Now those who were scattered went about preaching the word. Philip went down to the city of Samaria and proclaimed to them the Christ. And the crowds with one accord paid attention to what was being said by Philip when they heard him and saw the signs that he did. For unclean spirits, crying out with a loud voice, came out of many who had them, and many who were paralyzed or lame were healed. So there was much joy in that city. – Acts 8:4-8
“When one door closes, another one opens…”, is a saying made famous by Alexander Graham Bell, the inventor of the telephone. It is a call to perseverance that goes a little further than, “if at first you don’t succeed, try, try again.” by taking into account the fact that sometimes things in life do not go according to plan. Sometimes we get thrown curveballs. Sometimes we just get thrown out. This was the case of the first church in Jerusalem. After the multiple arrests and persecution faced by the apostles, culminating with the stoning of Stephen, it became clear to the community of disciples that they were unwelcome. Just as their Lord Jesus before them was cast out and executed, they found that the city God had chosen for his temple long ago, had no tolerance for God’s people within her walls. They had persevered (tried again and again) in the face of persecution. Undaunted by jail, torture, and even death, they continued to preach. Unshaken by divisiveness and prejudice within their own group, they continued to live together in the hope of Christ’s return.
However, there came a point where, with Christ’s blessing, they shook the Jerusalem dust off their feet and moved on. Not all of them, mind you. Many of the Apostles stayed in or near Jerusalem. However, a great many of the more than 5,000 believers left for safer surroundings. One of these was Philip, the man who had only just been named one of the seven deacons, along with Stephen. He took the gospel north, to the city of Samaria and it appears that he continued preaching the word there, just as they had been doing in Jerusalem. This move was probably not according to his plans, as most of the church was expecting Jesus to come back at any moment. Indeed, we must remember the great stress they were all under. Many of them had already sold their possessions and probably did not have much to live on, let alone move to another city. They had become vagabonds, exiles from their own homes, all for the sake of Christ, and were now traveling through Israel and beyond, praying that God would provide them with daily bread. Their plan A had failed and now they were punting.
However, our plans – even our best attempts to understand God’s plan do not always fully grasp the big picture God is painting. Disheartened, Philip could easily have just quit and gone home. God’s own top people in Jerusalem apparently did not want to hear from God, why would anyone else? Despairing, he could have renounced his faith like the disciples did when Jesus was crucified, hiding out as far away from the Jewish leaders as he could get. He did neither. He understood what Bell would say over 1800 years later that when one door closes, another door opens.

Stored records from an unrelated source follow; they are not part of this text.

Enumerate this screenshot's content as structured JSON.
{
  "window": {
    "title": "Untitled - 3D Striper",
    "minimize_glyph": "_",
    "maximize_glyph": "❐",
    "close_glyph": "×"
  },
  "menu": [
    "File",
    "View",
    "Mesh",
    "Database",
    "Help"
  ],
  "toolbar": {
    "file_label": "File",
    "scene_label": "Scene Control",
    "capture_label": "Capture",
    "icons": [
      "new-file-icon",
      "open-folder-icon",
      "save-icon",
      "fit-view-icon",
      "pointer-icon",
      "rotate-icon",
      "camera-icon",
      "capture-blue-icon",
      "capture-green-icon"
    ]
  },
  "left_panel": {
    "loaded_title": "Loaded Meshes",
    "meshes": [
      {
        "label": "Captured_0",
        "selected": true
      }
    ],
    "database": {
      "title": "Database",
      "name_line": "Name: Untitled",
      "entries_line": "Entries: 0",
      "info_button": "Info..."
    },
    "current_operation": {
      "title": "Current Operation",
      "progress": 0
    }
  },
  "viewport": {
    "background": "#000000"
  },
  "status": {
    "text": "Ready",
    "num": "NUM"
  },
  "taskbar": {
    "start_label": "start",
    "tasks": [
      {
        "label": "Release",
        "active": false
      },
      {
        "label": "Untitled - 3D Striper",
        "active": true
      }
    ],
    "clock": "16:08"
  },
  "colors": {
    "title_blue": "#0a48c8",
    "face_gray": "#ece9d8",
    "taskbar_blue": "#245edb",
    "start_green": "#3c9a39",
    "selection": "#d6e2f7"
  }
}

Speaking of Bell, we typically only quote half of his line. The whole statement he made was, “When one door closes another door opens; but we so often look so long and so regretfully upon the closed door, that we do not see the ones which open for us.” It is this second part of the statement that is the difference between Philip the Evangelist, whose ministry flourished in Samaria and beyond, and those who fall away disheartened and despairing: where we are looking. It is the difference between focusing our eyes on a particular door we are trying to get through and fixing our gaze on Jesus and going wherever He goes. Planning is important in ministry. Preparation is key to successfully engaging a community with the gospel or even in simply sharing your faith with your neighbor. However, planning and preparation cannot replace the simple obedience of staying close and following Christ.
God does not change his plans around at the last minute. We just fail to grasp the bigger picture. Philip’s move to Samaria was spoken of by God in the book of Genesis, when he promised Abraham that all nations would be blessed by him. This new ministry was commanded specifically by Jesus when he commanded his disciples to make disciples of all people, from Jerusalem, to Samaria, and to the ends of the earth. Many of these early Christians probably figured they were going to be the Jerusalem part of that plan, not the “ends of the earth” crew. Yet God had his plan and the gospel would not be stopped or even slowed by either the opposition or the comfort of the Christians. God’s love for His people will persevere and overcome any obstacles we, or anyone else may put in His path. When one door closes, God opens another one.